North Carolina State University, Board of Trustees Meeting Minutes, UA 001.001. Special Collections Research Center NC State University Libraries .
North Carolina State University. Alumni Association Publications, UA 010.200. Special Collections Research Center at NC State University Libraries.
North Carolina State University. Office of Alumni Relations Publications, UA010.200. Special Collections Research Center at NC State University Libraries.
North Carolina College of Agriculture and Mechanical Arts. The Red & White. West Raleigh, N.C.: North Carolina College of Agriculture and Mechanical Arts, 1898.
Secondary Source References
Connolly, Nathan. (“The Faces of Racism”) Interview with Rhae Lynn Barnes. Backstory. Podcast transcript. February 8, 2019. https://www.backstoryradio.org/shows/the-faces-of-racism/
Lockmiller, David A. History of the North Carolina State College of Agriculture and Engineering of the University of North Carolina, 1889-1939. Raleigh: [Printed by Edwards & Broughton], 1939.
Lott, Eric. Love and Theft: Blackface Minstrelsy and the American Working Class. Cary: Oxford University Press, Incorporated, 2013. Accessed December 30, 2020. ProQuest Ebook Central.
Mobley, Joe A. Raleigh, North Carolina: A Brief History. Charleston, SC: The History Press, 2009.

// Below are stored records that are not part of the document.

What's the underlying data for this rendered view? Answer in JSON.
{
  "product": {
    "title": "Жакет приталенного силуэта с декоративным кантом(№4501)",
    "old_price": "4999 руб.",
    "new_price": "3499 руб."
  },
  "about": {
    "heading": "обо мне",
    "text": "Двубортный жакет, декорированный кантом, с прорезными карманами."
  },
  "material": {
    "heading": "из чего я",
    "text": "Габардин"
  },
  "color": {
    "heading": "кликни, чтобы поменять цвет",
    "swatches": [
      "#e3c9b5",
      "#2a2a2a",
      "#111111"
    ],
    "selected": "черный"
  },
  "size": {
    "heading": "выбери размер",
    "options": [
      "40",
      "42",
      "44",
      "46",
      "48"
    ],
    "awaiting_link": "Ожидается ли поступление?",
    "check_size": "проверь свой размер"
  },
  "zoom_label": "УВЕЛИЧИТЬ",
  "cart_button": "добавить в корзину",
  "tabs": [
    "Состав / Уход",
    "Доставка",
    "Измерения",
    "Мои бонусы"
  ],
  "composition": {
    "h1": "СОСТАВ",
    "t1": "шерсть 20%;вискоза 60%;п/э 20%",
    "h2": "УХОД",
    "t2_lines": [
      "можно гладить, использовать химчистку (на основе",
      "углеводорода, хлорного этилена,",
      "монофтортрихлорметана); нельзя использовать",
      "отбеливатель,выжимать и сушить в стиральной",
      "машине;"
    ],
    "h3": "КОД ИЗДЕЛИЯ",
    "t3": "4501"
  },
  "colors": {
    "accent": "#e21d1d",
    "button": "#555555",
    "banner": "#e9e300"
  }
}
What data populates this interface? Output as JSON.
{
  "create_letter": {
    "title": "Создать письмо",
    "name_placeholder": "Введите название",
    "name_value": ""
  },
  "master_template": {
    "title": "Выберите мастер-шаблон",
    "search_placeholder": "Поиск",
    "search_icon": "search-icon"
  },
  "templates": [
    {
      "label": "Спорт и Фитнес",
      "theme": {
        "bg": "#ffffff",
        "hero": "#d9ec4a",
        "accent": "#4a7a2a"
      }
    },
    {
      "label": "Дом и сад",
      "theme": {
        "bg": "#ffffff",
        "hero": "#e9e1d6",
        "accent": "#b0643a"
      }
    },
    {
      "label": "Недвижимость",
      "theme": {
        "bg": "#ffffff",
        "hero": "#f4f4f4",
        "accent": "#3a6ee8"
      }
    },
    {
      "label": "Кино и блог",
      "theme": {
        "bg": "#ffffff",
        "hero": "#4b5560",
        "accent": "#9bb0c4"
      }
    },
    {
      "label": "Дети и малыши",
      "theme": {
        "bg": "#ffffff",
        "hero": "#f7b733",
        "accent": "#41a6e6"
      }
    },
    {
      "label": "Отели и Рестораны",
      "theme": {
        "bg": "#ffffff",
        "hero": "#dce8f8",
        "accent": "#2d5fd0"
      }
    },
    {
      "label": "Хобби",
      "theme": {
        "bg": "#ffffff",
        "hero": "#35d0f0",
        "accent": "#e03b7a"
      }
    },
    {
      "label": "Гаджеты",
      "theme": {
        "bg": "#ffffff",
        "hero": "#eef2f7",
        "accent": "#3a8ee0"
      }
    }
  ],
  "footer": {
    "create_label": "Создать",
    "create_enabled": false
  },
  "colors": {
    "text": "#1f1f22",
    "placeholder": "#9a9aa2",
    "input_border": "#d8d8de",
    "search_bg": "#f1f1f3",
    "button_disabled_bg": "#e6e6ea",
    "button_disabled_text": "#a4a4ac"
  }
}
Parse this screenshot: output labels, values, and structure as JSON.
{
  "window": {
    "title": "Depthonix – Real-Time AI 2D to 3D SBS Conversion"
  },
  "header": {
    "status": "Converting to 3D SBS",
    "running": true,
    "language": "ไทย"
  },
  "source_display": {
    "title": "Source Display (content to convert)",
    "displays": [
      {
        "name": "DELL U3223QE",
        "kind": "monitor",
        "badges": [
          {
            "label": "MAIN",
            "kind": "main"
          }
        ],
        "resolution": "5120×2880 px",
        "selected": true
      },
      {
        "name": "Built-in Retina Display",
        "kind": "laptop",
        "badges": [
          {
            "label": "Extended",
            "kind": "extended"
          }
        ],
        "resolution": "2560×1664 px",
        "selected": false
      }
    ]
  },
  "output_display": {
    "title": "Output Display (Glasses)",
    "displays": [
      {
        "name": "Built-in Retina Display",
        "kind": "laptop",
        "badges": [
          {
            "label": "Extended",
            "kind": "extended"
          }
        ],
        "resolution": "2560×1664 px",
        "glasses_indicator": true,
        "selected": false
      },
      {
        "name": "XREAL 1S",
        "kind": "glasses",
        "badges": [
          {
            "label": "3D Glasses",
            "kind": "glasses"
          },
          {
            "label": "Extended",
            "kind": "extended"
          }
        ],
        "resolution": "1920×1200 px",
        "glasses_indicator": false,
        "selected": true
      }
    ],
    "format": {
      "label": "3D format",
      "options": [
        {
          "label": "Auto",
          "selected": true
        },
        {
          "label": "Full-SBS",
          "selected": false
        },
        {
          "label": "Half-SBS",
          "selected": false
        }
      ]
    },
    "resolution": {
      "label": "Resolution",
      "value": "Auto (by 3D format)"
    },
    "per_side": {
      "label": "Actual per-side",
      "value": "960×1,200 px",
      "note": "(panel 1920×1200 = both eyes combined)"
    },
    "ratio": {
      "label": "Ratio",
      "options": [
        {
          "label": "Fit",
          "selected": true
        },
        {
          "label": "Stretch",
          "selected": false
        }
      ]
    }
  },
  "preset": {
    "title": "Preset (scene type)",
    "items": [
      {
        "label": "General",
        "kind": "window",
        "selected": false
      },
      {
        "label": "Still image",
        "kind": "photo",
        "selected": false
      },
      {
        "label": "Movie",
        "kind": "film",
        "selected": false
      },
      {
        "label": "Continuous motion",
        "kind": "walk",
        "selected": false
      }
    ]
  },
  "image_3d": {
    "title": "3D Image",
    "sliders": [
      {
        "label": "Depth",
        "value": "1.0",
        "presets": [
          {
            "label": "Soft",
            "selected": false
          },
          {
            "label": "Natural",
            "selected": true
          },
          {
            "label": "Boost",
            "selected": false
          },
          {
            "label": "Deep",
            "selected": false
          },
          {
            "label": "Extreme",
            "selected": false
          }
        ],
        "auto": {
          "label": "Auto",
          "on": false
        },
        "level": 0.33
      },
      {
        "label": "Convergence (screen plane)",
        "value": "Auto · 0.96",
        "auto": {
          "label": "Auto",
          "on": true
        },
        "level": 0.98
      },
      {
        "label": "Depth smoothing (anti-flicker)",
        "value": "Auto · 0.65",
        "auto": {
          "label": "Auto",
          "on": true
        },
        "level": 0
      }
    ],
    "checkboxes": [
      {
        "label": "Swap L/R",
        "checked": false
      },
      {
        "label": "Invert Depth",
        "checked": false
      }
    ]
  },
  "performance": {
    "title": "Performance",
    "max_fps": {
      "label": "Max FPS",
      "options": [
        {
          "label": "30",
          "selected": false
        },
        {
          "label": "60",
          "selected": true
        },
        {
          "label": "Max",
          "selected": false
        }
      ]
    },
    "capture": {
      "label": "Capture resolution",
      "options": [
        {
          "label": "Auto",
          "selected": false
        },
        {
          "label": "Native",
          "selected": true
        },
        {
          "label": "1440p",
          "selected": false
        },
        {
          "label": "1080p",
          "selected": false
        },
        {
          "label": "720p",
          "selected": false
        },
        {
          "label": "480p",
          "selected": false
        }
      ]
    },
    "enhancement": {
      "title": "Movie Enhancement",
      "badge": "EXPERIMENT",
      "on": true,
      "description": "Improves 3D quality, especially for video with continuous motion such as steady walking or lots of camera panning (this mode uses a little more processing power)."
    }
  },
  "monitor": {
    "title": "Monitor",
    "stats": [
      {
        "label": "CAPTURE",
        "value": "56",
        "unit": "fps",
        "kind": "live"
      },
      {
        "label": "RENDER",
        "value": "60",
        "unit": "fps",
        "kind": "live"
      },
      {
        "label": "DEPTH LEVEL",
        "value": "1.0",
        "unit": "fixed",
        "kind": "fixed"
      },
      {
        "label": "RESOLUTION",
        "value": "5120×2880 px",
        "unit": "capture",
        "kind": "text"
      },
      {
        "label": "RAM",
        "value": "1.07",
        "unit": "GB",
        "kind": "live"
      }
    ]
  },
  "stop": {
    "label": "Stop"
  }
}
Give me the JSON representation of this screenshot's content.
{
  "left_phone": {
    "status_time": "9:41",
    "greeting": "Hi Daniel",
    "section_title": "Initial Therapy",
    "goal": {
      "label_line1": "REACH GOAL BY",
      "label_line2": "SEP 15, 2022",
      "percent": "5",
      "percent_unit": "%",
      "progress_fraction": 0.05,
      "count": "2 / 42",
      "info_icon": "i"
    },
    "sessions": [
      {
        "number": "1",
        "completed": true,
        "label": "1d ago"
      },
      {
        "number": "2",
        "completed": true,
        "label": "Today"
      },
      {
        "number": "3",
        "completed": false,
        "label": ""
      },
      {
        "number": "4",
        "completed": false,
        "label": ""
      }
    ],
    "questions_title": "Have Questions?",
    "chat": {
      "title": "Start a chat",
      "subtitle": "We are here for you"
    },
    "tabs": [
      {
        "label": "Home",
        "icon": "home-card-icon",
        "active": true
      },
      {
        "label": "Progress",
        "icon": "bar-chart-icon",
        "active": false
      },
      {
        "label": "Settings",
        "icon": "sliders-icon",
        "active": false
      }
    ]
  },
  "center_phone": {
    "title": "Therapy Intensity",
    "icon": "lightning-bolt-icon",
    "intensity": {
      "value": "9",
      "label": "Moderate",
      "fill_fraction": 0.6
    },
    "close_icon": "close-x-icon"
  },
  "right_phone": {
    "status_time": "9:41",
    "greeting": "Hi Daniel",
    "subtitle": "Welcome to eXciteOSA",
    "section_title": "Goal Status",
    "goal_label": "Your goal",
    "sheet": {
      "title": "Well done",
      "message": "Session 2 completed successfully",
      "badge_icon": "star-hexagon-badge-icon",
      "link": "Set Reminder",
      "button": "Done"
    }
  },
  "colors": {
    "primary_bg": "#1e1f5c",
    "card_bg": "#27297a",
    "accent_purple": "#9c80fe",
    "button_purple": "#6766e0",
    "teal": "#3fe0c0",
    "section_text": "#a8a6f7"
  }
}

Reagan, Alice Elizabeth. North Carolina State University, A Narrative History. Raleigh: North Carolina State University Foundation and North Carolina State University Alumni Association, 1987.